Set down every line of the data exactly, skipping the pictures.
** Opening EXCERPTED DATA block **
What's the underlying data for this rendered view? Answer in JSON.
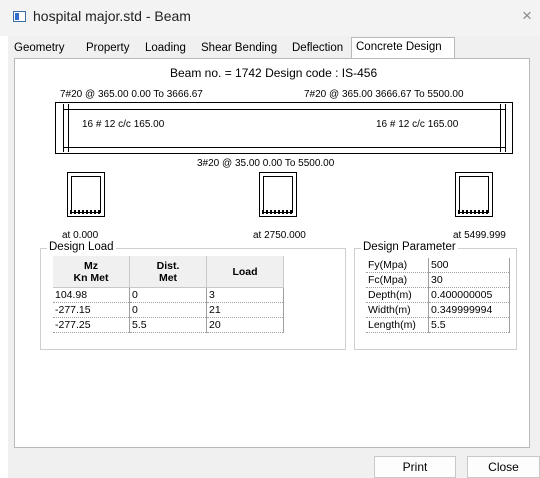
{
  "window": {
    "title": "hospital major.std - Beam",
    "close_glyph": "×",
    "icon": "app-window-icon"
  },
  "tabs": [
    {
      "label": "Geometry"
    },
    {
      "label": "Property"
    },
    {
      "label": "Loading"
    },
    {
      "label": "Shear Bending"
    },
    {
      "label": "Deflection"
    },
    {
      "label": "Concrete Design",
      "active": true
    }
  ],
  "beam": {
    "info": "Beam no. = 1742  Design code :  IS-456",
    "top_left_rebar": "7#20 @ 365.00 0.00 To 3666.67",
    "top_right_rebar": "7#20 @ 365.00 3666.67 To 5500.00",
    "stirrup_left": "16 # 12 c/c 165.00",
    "stirrup_right": "16 # 12 c/c 165.00",
    "bottom_rebar": "3#20 @ 35.00 0.00 To 5500.00",
    "sections": [
      {
        "label": "at 0.000"
      },
      {
        "label": "at 2750.000"
      },
      {
        "label": "at 5499.999"
      }
    ]
  },
  "design_load": {
    "title": "Design Load",
    "headers": [
      "Mz\nKn Met",
      "Dist.\nMet",
      "Load"
    ],
    "rows": [
      [
        "104.98",
        "0",
        "3"
      ],
      [
        "-277.15",
        "0",
        "21"
      ],
      [
        "-277.25",
        "5.5",
        "20"
      ]
    ]
  },
  "design_parameter": {
    "title": "Design Parameter",
    "rows": [
      [
        "Fy(Mpa)",
        "500"
      ],
      [
        "Fc(Mpa)",
        "30"
      ],
      [
        "Depth(m)",
        "0.400000005"
      ],
      [
        "Width(m)",
        "0.349999994"
      ],
      [
        "Length(m)",
        "5.5"
      ]
    ]
  },
  "buttons": {
    "print": "Print",
    "close": "Close"
  }
}
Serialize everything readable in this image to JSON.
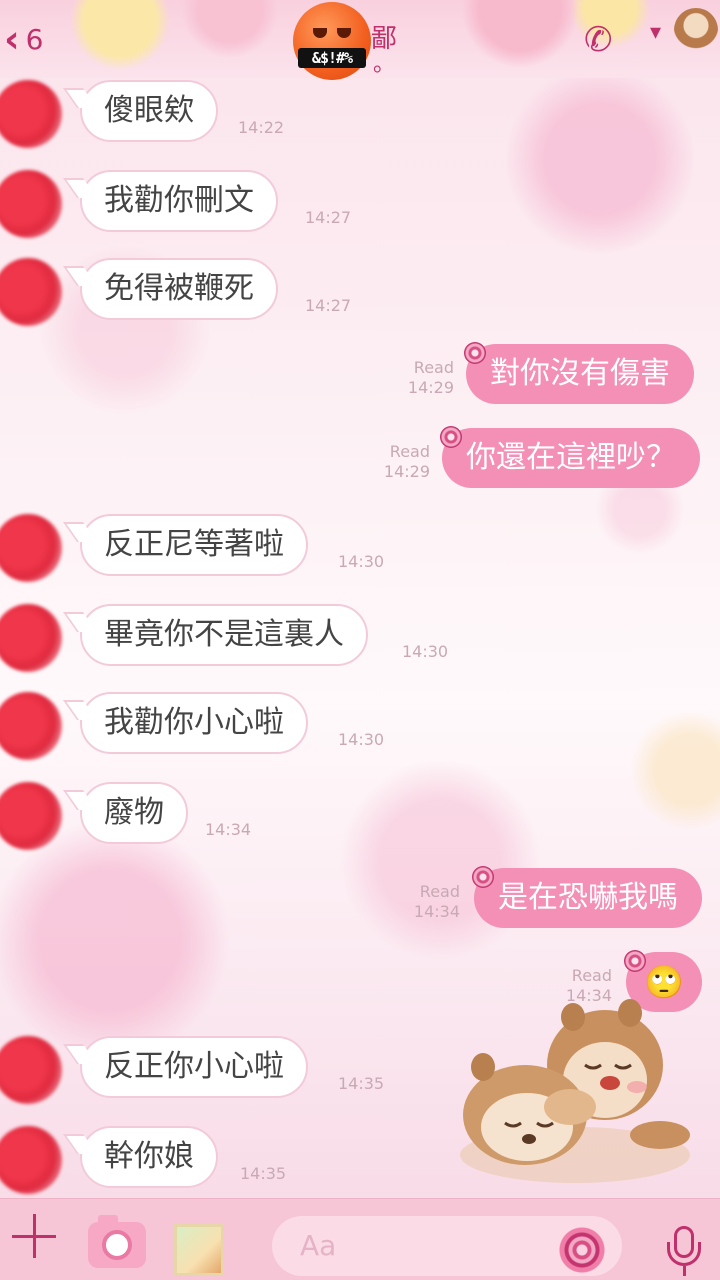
{
  "header": {
    "back_count": "6",
    "title_partial": "鄙",
    "title_dot": "。",
    "emoji_text": "&$!#%"
  },
  "messages": [
    {
      "side": "in",
      "text": "傻眼欸",
      "time": "14:22"
    },
    {
      "side": "in",
      "text": "我勸你刪文",
      "time": "14:27"
    },
    {
      "side": "in",
      "text": "免得被鞭死",
      "time": "14:27"
    },
    {
      "side": "out",
      "text": "對你沒有傷害",
      "read": "Read",
      "time": "14:29"
    },
    {
      "side": "out",
      "text": "你還在這裡吵？",
      "read": "Read",
      "time": "14:29"
    },
    {
      "side": "in",
      "text": "反正尼等著啦",
      "time": "14:30"
    },
    {
      "side": "in",
      "text": "畢竟你不是這裏人",
      "time": "14:30"
    },
    {
      "side": "in",
      "text": "我勸你小心啦",
      "time": "14:30"
    },
    {
      "side": "in",
      "text": "廢物",
      "time": "14:34"
    },
    {
      "side": "out",
      "text": "是在恐嚇我嗎",
      "read": "Read",
      "time": "14:34"
    },
    {
      "side": "out",
      "text": "🙄",
      "read": "Read",
      "time": "14:34"
    },
    {
      "side": "in",
      "text": "反正你小心啦",
      "time": "14:35"
    },
    {
      "side": "in",
      "text": "幹你娘",
      "time": "14:35"
    }
  ],
  "input": {
    "placeholder": "Aa"
  },
  "icons": [
    "back-chevron-icon",
    "phone-icon",
    "dropdown-icon",
    "plus-icon",
    "camera-icon",
    "gallery-icon",
    "sticker-icon",
    "mic-icon"
  ],
  "colors": {
    "accent": "#c0306b",
    "outgoing_bubble": "#f48fb6",
    "incoming_border": "#f3cada"
  }
}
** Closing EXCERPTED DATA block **
OUTPUT BELOW
What's the underlying data for this rendered view? Answer in JSON.
{
  "window": {
    "title": "hospital major.std - Beam",
    "close_glyph": "×",
    "icon": "app-window-icon"
  },
  "tabs": [
    {
      "label": "Geometry"
    },
    {
      "label": "Property"
    },
    {
      "label": "Loading"
    },
    {
      "label": "Shear Bending"
    },
    {
      "label": "Deflection"
    },
    {
      "label": "Concrete Design",
      "active": true
    }
  ],
  "beam": {
    "info": "Beam no. = 1742  Design code :  IS-456",
    "top_left_rebar": "7#20 @ 365.00 0.00 To 3666.67",
    "top_right_rebar": "7#20 @ 365.00 3666.67 To 5500.00",
    "stirrup_left": "16 # 12 c/c 165.00",
    "stirrup_right": "16 # 12 c/c 165.00",
    "bottom_rebar": "3#20 @ 35.00 0.00 To 5500.00",
    "sections": [
      {
        "label": "at 0.000"
      },
      {
        "label": "at 2750.000"
      },
      {
        "label": "at 5499.999"
      }
    ]
  },
  "design_load": {
    "title": "Design Load",
    "headers": [
      "Mz\nKn Met",
      "Dist.\nMet",
      "Load"
    ],
    "rows": [
      [
        "104.98",
        "0",
        "3"
      ],
      [
        "-277.15",
        "0",
        "21"
      ],
      [
        "-277.25",
        "5.5",
        "20"
      ]
    ]
  },
  "design_parameter": {
    "title": "Design Parameter",
    "rows": [
      [
        "Fy(Mpa)",
        "500"
      ],
      [
        "Fc(Mpa)",
        "30"
      ],
      [
        "Depth(m)",
        "0.400000005"
      ],
      [
        "Width(m)",
        "0.349999994"
      ],
      [
        "Length(m)",
        "5.5"
      ]
    ]
  },
  "buttons": {
    "print": "Print",
    "close": "Close"
  }
}
Serialize everything readable in this image to JSON.
{
  "header": {
    "back_count": "6",
    "title_partial": "鄙",
    "title_dot": "。",
    "emoji_text": "&$!#%"
  },
  "messages": [
    {
      "side": "in",
      "text": "傻眼欸",
      "time": "14:22"
    },
    {
      "side": "in",
      "text": "我勸你刪文",
      "time": "14:27"
    },
    {
      "side": "in",
      "text": "免得被鞭死",
      "time": "14:27"
    },
    {
      "side": "out",
      "text": "對你沒有傷害",
      "read": "Read",
      "time": "14:29"
    },
    {
      "side": "out",
      "text": "你還在這裡吵？",
      "read": "Read",
      "time": "14:29"
    },
    {
      "side": "in",
      "text": "反正尼等著啦",
      "time": "14:30"
    },
    {
      "side": "in",
      "text": "畢竟你不是這裏人",
      "time": "14:30"
    },
    {
      "side": "in",
      "text": "我勸你小心啦",
      "time": "14:30"
    },
    {
      "side": "in",
      "text": "廢物",
      "time": "14:34"
    },
    {
      "side": "out",
      "text": "是在恐嚇我嗎",
      "read": "Read",
      "time": "14:34"
    },
    {
      "side": "out",
      "text": "🙄",
      "read": "Read",
      "time": "14:34"
    },
    {
      "side": "in",
      "text": "反正你小心啦",
      "time": "14:35"
    },
    {
      "side": "in",
      "text": "幹你娘",
      "time": "14:35"
    }
  ],
  "input": {
    "placeholder": "Aa"
  },
  "icons": [
    "back-chevron-icon",
    "phone-icon",
    "dropdown-icon",
    "plus-icon",
    "camera-icon",
    "gallery-icon",
    "sticker-icon",
    "mic-icon"
  ],
  "colors": {
    "accent": "#c0306b",
    "outgoing_bubble": "#f48fb6",
    "incoming_border": "#f3cada"
  }
}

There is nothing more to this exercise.